=== Records for the task ===

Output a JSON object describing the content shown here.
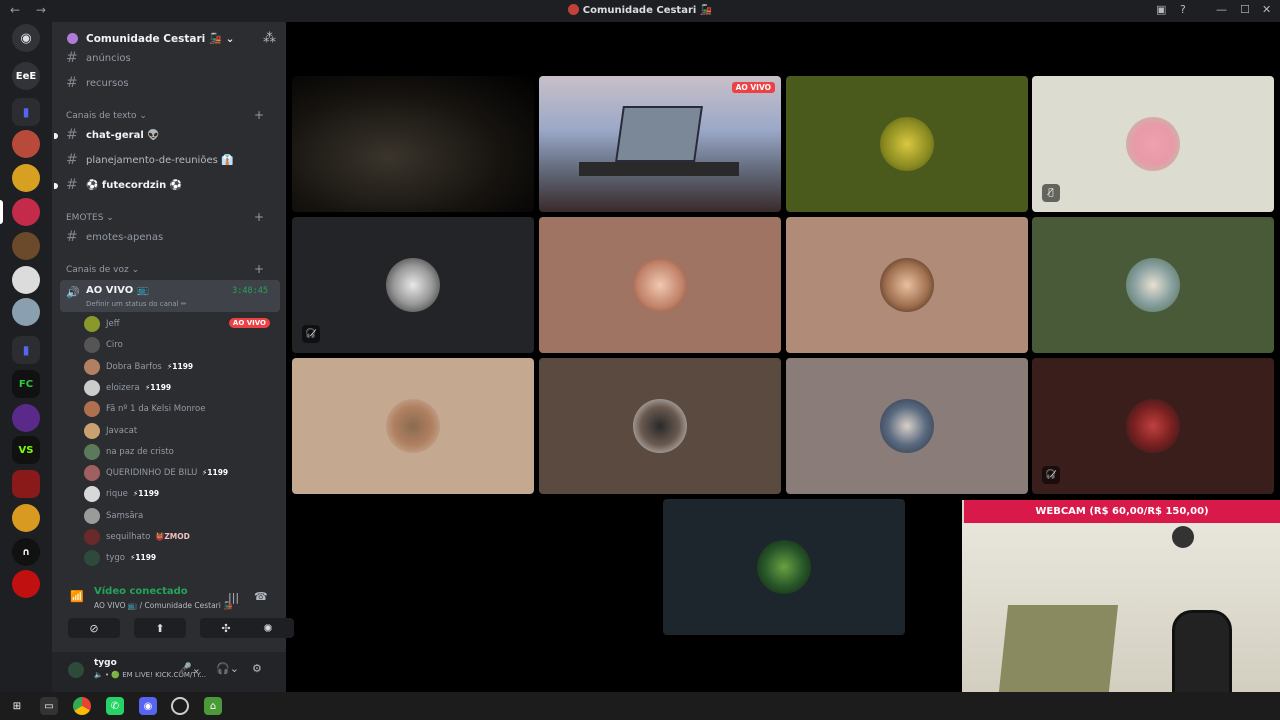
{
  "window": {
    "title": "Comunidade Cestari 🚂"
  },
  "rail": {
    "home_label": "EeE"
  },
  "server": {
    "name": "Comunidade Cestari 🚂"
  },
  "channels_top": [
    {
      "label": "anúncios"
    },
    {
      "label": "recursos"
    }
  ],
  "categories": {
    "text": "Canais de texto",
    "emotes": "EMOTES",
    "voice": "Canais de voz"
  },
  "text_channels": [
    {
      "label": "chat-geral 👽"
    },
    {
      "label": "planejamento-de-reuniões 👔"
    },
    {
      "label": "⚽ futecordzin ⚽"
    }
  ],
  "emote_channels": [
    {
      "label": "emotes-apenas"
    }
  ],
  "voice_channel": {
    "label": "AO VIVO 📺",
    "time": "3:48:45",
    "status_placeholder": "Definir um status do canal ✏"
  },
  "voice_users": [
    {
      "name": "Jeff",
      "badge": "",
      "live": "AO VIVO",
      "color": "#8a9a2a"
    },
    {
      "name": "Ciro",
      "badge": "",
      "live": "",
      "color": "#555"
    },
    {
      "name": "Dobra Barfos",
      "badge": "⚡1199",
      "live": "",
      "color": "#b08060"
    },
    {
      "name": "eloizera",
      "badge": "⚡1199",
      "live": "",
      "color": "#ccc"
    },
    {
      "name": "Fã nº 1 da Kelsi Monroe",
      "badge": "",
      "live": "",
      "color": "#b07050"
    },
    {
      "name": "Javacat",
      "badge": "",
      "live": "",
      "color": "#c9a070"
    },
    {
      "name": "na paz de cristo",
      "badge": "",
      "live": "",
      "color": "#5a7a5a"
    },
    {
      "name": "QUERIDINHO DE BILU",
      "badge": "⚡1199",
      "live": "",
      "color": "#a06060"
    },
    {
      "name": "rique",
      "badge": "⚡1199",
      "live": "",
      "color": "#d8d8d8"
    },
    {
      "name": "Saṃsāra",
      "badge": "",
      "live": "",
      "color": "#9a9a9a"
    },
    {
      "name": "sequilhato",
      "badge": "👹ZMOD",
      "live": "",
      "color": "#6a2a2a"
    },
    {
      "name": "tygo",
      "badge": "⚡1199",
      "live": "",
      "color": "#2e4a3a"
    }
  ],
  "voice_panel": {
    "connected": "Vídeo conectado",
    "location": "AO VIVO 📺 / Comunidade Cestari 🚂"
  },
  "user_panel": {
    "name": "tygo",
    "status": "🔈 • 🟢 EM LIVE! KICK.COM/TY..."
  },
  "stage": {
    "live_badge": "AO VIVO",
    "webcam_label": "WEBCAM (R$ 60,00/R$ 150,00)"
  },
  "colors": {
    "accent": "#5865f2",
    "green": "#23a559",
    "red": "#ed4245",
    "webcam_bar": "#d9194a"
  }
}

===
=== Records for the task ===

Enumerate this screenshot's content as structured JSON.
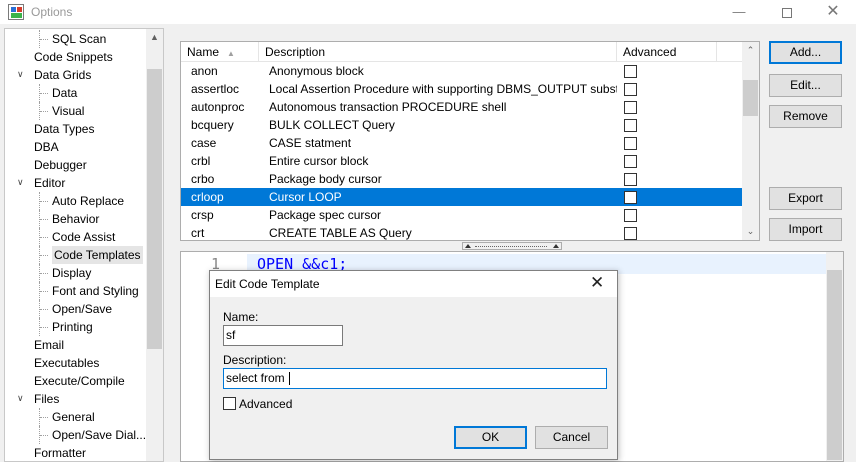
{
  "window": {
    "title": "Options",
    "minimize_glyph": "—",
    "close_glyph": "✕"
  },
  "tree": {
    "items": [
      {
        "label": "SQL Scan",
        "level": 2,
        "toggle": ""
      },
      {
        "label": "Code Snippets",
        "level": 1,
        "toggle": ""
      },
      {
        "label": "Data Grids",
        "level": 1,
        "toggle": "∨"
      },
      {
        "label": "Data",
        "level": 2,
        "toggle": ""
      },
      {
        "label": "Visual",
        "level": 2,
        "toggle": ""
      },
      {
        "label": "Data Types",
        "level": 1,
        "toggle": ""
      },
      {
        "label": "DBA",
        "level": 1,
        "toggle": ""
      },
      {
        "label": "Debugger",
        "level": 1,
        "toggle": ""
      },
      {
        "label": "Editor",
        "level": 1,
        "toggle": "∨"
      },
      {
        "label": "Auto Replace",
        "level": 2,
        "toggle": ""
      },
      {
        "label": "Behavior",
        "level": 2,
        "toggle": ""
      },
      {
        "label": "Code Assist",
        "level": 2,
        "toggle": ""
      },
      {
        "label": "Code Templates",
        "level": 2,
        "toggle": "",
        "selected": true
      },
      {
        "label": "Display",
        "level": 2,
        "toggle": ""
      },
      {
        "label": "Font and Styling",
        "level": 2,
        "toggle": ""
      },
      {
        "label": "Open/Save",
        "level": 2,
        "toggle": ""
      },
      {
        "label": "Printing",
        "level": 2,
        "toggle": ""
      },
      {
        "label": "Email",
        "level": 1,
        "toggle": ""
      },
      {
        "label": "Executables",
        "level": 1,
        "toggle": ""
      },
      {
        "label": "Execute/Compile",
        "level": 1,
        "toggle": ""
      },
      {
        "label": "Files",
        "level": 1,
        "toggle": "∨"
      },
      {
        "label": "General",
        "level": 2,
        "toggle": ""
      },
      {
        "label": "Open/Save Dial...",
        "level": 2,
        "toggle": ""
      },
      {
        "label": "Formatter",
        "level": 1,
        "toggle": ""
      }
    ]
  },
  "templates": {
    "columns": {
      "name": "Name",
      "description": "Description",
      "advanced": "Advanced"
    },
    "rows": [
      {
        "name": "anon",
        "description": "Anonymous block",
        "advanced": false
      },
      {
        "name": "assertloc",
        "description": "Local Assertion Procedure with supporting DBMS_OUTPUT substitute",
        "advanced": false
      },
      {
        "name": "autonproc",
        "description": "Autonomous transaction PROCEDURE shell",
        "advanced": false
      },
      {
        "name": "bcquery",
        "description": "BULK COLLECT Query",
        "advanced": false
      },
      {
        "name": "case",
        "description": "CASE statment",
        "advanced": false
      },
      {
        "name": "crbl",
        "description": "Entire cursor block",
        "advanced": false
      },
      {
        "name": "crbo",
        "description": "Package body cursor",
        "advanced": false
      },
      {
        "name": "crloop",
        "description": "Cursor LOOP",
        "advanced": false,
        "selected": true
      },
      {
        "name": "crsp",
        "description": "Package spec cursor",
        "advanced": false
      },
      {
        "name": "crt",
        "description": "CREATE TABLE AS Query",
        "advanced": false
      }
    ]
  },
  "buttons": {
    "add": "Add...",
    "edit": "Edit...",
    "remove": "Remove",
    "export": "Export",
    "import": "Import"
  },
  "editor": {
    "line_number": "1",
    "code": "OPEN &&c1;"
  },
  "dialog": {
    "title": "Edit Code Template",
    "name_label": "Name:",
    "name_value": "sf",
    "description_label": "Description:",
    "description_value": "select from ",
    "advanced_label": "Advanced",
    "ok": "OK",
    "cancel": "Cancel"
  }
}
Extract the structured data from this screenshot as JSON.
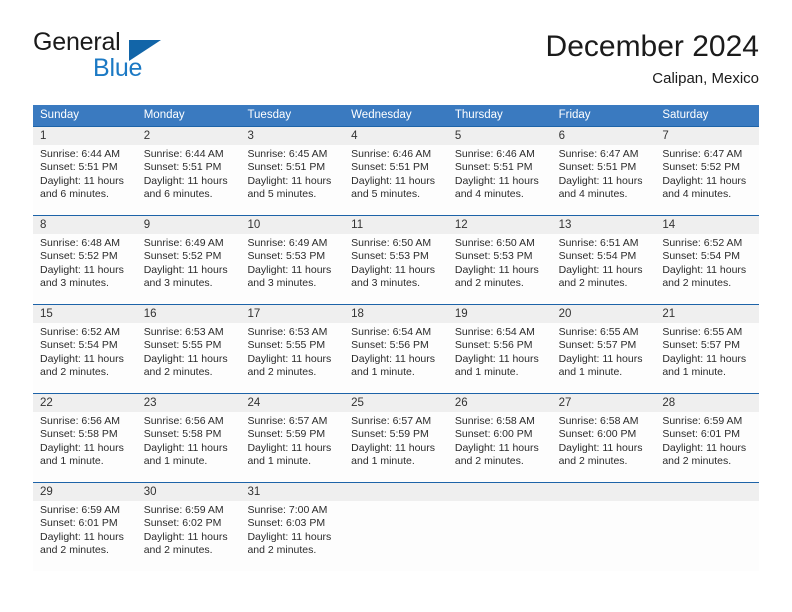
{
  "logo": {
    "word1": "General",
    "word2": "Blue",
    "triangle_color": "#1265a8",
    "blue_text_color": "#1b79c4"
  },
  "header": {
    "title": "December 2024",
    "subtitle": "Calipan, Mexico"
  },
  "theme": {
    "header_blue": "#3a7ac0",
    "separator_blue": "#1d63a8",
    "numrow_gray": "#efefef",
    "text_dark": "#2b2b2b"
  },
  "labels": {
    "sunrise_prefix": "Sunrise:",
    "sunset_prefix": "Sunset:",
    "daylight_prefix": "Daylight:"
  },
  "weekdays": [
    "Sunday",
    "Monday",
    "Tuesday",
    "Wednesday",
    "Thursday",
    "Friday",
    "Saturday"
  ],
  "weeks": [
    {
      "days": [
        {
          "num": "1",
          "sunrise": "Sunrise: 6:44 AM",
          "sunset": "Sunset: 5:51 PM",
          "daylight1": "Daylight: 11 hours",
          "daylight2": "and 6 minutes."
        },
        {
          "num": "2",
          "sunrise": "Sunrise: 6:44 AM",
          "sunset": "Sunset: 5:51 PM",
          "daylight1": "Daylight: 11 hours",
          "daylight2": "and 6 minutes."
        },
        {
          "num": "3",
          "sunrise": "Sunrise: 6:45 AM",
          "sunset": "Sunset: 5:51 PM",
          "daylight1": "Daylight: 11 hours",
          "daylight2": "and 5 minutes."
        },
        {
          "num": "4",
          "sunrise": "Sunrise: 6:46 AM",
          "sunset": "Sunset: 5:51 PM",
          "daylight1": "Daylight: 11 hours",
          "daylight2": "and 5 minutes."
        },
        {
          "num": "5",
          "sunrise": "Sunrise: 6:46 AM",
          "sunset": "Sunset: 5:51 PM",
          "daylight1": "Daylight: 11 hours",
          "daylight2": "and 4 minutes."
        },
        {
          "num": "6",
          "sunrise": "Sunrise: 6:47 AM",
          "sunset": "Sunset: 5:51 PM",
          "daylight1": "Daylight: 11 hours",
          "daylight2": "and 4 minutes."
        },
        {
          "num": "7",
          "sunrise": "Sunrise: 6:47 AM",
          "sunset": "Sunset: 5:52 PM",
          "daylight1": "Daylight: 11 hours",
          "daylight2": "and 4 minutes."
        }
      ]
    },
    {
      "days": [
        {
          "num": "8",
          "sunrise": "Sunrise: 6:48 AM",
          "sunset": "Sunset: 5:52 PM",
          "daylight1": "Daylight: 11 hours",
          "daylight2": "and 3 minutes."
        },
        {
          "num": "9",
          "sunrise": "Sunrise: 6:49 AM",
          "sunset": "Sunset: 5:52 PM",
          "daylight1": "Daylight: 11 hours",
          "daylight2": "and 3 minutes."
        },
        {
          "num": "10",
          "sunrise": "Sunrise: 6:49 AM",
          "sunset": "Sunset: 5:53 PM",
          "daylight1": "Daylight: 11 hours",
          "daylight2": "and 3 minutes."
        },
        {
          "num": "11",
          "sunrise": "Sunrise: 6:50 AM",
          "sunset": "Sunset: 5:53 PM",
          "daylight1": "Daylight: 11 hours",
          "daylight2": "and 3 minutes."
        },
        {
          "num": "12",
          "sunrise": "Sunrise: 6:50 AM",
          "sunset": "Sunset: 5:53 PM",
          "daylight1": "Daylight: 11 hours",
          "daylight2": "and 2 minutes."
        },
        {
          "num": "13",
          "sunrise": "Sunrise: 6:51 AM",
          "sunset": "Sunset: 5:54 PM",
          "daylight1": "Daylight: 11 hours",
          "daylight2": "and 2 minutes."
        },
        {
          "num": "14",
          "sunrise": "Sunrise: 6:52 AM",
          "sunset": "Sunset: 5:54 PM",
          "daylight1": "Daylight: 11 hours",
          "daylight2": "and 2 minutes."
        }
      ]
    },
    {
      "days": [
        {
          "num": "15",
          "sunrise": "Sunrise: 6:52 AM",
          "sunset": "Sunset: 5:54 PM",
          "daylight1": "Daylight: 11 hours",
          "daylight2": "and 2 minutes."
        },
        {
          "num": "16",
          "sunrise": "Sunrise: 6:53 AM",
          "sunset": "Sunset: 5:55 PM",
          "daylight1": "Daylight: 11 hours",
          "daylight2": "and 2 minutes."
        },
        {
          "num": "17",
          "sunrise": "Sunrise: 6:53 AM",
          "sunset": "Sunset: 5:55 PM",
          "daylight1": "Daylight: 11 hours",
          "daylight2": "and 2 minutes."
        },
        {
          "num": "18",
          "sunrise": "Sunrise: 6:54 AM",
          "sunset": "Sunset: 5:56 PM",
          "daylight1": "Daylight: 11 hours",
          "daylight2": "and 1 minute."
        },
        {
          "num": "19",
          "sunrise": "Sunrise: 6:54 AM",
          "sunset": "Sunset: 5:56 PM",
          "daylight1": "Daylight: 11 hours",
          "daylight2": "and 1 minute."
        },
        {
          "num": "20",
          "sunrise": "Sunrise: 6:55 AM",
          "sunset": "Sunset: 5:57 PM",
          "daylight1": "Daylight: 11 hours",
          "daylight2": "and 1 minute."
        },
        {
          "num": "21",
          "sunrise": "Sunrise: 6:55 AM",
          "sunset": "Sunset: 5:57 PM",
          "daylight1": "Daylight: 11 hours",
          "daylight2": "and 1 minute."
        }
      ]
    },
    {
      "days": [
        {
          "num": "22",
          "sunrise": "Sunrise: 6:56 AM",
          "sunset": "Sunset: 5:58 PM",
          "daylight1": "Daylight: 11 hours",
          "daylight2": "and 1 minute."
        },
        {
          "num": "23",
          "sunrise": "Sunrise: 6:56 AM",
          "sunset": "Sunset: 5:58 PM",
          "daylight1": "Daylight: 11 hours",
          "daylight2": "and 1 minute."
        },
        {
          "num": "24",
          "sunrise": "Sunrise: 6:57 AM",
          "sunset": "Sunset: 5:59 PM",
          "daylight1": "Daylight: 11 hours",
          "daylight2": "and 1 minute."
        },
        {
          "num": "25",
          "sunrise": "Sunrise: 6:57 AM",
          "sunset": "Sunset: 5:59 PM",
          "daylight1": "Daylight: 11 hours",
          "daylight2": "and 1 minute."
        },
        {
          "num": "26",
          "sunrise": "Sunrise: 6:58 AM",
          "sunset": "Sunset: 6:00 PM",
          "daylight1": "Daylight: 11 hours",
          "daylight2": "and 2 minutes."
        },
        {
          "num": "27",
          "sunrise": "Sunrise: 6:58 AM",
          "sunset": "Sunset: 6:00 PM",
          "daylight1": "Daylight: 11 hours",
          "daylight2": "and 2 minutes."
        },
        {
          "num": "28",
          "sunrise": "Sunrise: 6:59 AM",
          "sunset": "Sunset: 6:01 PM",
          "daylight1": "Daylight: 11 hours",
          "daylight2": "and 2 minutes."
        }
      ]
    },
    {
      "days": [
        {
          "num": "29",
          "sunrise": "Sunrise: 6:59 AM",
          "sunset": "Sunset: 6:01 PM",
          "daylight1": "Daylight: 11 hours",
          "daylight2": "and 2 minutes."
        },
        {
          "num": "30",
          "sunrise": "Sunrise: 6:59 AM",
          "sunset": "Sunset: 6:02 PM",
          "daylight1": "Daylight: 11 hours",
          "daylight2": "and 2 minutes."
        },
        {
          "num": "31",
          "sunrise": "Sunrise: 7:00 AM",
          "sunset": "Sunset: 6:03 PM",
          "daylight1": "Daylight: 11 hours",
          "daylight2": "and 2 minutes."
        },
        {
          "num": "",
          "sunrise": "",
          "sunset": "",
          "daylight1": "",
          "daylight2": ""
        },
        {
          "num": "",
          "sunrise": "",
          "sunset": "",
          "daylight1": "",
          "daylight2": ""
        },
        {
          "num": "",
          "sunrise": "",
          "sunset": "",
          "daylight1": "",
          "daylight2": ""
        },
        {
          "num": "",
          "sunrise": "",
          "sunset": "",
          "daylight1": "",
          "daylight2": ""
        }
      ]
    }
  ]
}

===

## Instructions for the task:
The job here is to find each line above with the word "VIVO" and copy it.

## Exercise answer:
    "label": "AO VIVO 📺",
      "live": "AO VIVO",
    "location": "AO VIVO 📺 / Comunidade Cestari 🚂"
    "live_badge": "AO VIVO",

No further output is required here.